The Thirteenth Amendment to the Constition officially outlawed slavery and involuntary servitude in 1865, the Fourteenth Amendment overruled the Dred Scott case and gave citizenship and protection to all under the law regardless of race in 1868, and the Fifteenth Amendment gave all citizens the right to vote regardless of that person's "race, color, or previous condition of servitude" in 1870. Despite these measures, African-Americans still faced racist Jim Crow laws and customs that enabled whites to provide blacks with "separate but equal" public spaces that were actually substandard, inferior, and discriminatory. This lasted from the 1870s through the 1960s, until the Civil Rights Act and the Voting Rights Act were signed into law in 1964 and 1965, respectively.
In her interview, lawyer and activist Pauli Murray discusses these Jim Crow laws as she recalls growing up in Durham and having a "very conscious" awareness of segregation, lynchings, and racial discrimination. Specifically, she remembers hearing her grandmother tell stories about the Ku Klux Klan riding around her cabin in Chapel Hill. As Murray says, "This awareness to a child of my generation grows with you, just like almost a part of your body and your being."
The United States civil rights movement gained widespread public awareness in the 1950s, but many trailblazers began their work to outlaw racial discrimination and bring equal rights under the law to all Americans long before then. The National Association for the Advancement of Colored People (NAACP) was founded in 1909 to promote equality through litigation and legislative efforts. The legal department of the NAACP fought landmark cases, overturning Plessy vs. Ferguson, which established those supposed "separate but equal" facilities for African-Americans, and winning Brown vs. Board of Education and thus integrating schools.

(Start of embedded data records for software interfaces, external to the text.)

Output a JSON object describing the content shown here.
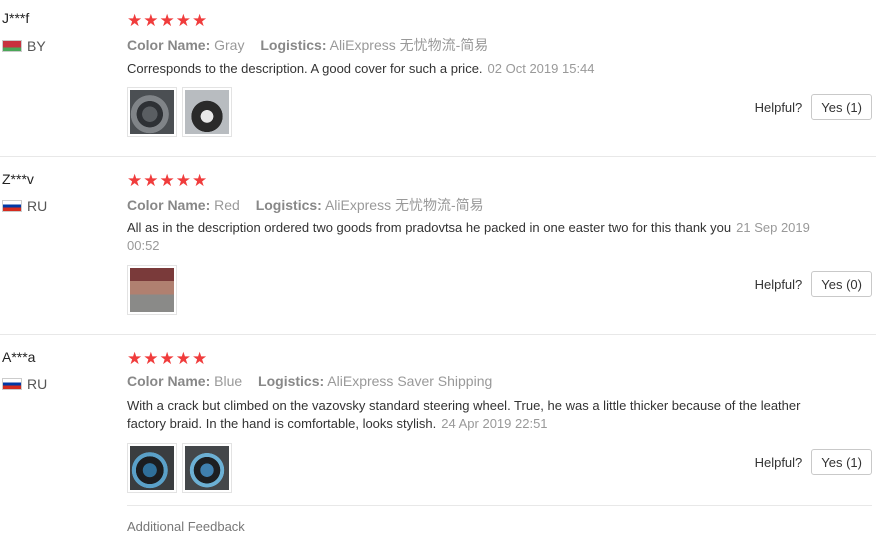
{
  "reviews": [
    {
      "user": "J***f",
      "country": "BY",
      "stars": "★★★★★",
      "color_label": "Color Name:",
      "color_value": "Gray",
      "logistics_label": "Logistics:",
      "logistics_value": "AliExpress 无忧物流-简易",
      "text": "Corresponds to the description. A good cover for such a price.",
      "date": "02 Oct 2019 15:44",
      "helpful_label": "Helpful?",
      "yes_label": "Yes (1)"
    },
    {
      "user": "Z***v",
      "country": "RU",
      "stars": "★★★★★",
      "color_label": "Color Name:",
      "color_value": "Red",
      "logistics_label": "Logistics:",
      "logistics_value": "AliExpress 无忧物流-简易",
      "text": "All as in the description ordered two goods from pradovtsa he packed in one easter two for this thank you",
      "date": "21 Sep 2019 00:52",
      "helpful_label": "Helpful?",
      "yes_label": "Yes (0)"
    },
    {
      "user": "A***a",
      "country": "RU",
      "stars": "★★★★★",
      "color_label": "Color Name:",
      "color_value": "Blue",
      "logistics_label": "Logistics:",
      "logistics_value": "AliExpress Saver Shipping",
      "text": "With a crack but climbed on the vazovsky standard steering wheel. True, he was a little thicker because of the leather factory braid. In the hand is comfortable, looks stylish.",
      "date": "24 Apr 2019 22:51",
      "helpful_label": "Helpful?",
      "yes_label": "Yes (1)"
    }
  ],
  "additional_feedback_label": "Additional Feedback"
}
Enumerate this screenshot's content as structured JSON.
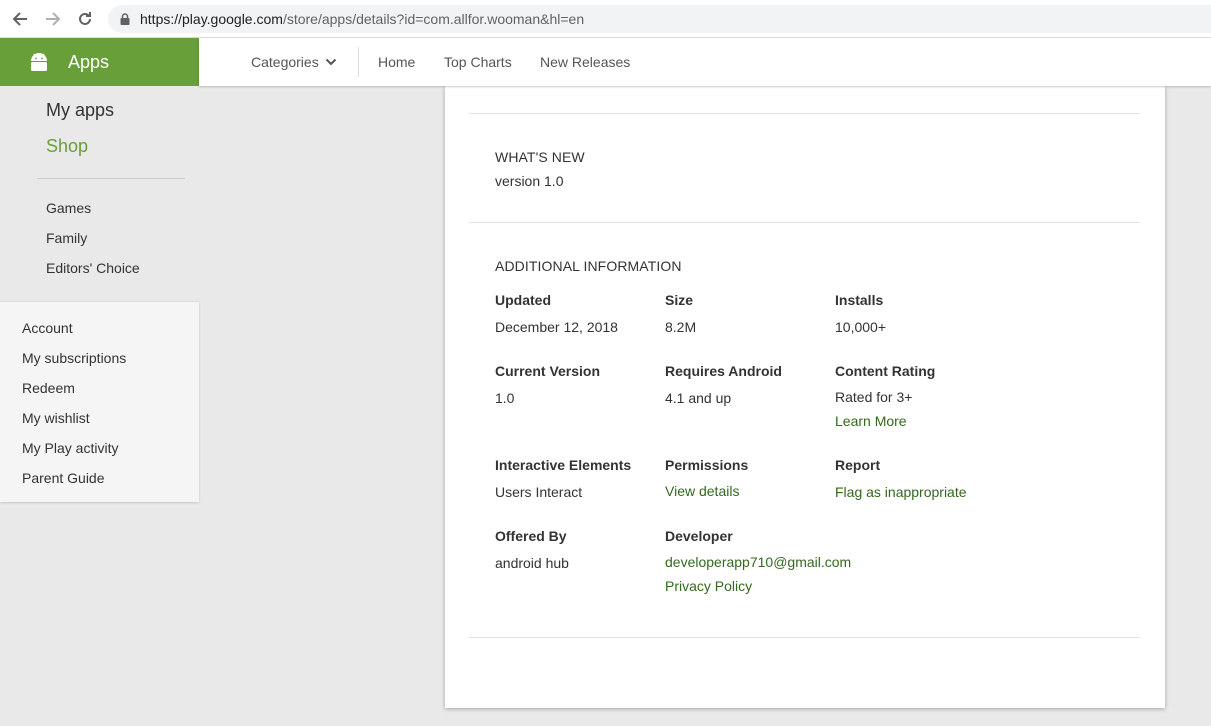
{
  "browser": {
    "url_prefix": "https://play.google.com",
    "url_rest": "/store/apps/details?id=com.allfor.wooman&hl=en"
  },
  "header": {
    "apps_title": "Apps",
    "nav": {
      "categories": "Categories",
      "home": "Home",
      "top_charts": "Top Charts",
      "new_releases": "New Releases"
    }
  },
  "sidebar": {
    "my_apps": "My apps",
    "shop": "Shop",
    "games": "Games",
    "family": "Family",
    "editors_choice": "Editors' Choice",
    "account": "Account",
    "my_subscriptions": "My subscriptions",
    "redeem": "Redeem",
    "my_wishlist": "My wishlist",
    "my_play_activity": "My Play activity",
    "parent_guide": "Parent Guide"
  },
  "whats_new": {
    "heading": "WHAT'S NEW",
    "text": "version 1.0"
  },
  "additional_info": {
    "heading": "ADDITIONAL INFORMATION",
    "updated_label": "Updated",
    "updated_value": "December 12, 2018",
    "size_label": "Size",
    "size_value": "8.2M",
    "installs_label": "Installs",
    "installs_value": "10,000+",
    "current_version_label": "Current Version",
    "current_version_value": "1.0",
    "requires_android_label": "Requires Android",
    "requires_android_value": "4.1 and up",
    "content_rating_label": "Content Rating",
    "content_rating_value": "Rated for 3+",
    "learn_more": "Learn More",
    "interactive_label": "Interactive Elements",
    "interactive_value": "Users Interact",
    "permissions_label": "Permissions",
    "permissions_link": "View details",
    "report_label": "Report",
    "report_link": "Flag as inappropriate",
    "offered_by_label": "Offered By",
    "offered_by_value": "android hub",
    "developer_label": "Developer",
    "developer_email": "developerapp710@gmail.com",
    "privacy_policy": "Privacy Policy"
  },
  "colors": {
    "brand_green": "#689f38",
    "link_green": "#33691e",
    "shop_green": "#689f38"
  }
}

Women like Ella Baker, Septima Poinsette Clark, and Modjeska Simkins were members of the NAACP and were instrumental in the formation and operation of two organizations on the front lines of the struggle for equality: the Southern Christian Leadership Conference (SCLC), an organization which engaged in direct, collective action; and the Student Nonviolent Coordinating Committee (SNCC), an organization for younger African-American activists. Other women, like Elizabeth Brooks and Mary Smith, took leadership roles as they engaged in direct action to claim fair treatment and compensation for themselves and their fellow workers at the university.